Excerpts from an interface dataset
▬▬▬▬▬▬▬▬▬▬
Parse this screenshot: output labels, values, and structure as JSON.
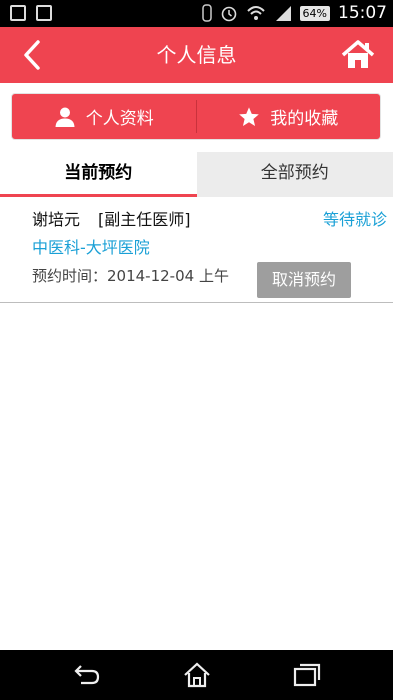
{
  "status_bar": {
    "battery": "64%",
    "time": "15:07"
  },
  "header": {
    "title": "个人信息",
    "back_icon": "chevron-left-icon",
    "home_icon": "home-icon"
  },
  "segment": {
    "profile_label": "个人资料",
    "favorites_label": "我的收藏"
  },
  "tabs": [
    {
      "label": "当前预约",
      "active": true
    },
    {
      "label": "全部预约",
      "active": false
    }
  ],
  "appointment": {
    "doctor": "谢培元",
    "title": "[副主任医师]",
    "status": "等待就诊",
    "hospital": "中医科-大坪医院",
    "time_label": "预约时间：2014-12-04 上午",
    "cancel_label": "取消预约"
  },
  "colors": {
    "accent": "#ef4450",
    "link": "#1aa0d6",
    "button_gray": "#9e9e9e"
  }
}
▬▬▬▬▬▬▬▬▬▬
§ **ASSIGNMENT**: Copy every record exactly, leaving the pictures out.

§ **ANSWER TO THIS TASK**:
Parse this screenshot: output labels, values, and structure as JSON.
{
  "status_bar": {
    "battery": "64%",
    "time": "15:07"
  },
  "header": {
    "title": "个人信息",
    "back_icon": "chevron-left-icon",
    "home_icon": "home-icon"
  },
  "segment": {
    "profile_label": "个人资料",
    "favorites_label": "我的收藏"
  },
  "tabs": [
    {
      "label": "当前预约",
      "active": true
    },
    {
      "label": "全部预约",
      "active": false
    }
  ],
  "appointment": {
    "doctor": "谢培元",
    "title": "[副主任医师]",
    "status": "等待就诊",
    "hospital": "中医科-大坪医院",
    "time_label": "预约时间：2014-12-04 上午",
    "cancel_label": "取消预约"
  },
  "colors": {
    "accent": "#ef4450",
    "link": "#1aa0d6",
    "button_gray": "#9e9e9e"
  }
}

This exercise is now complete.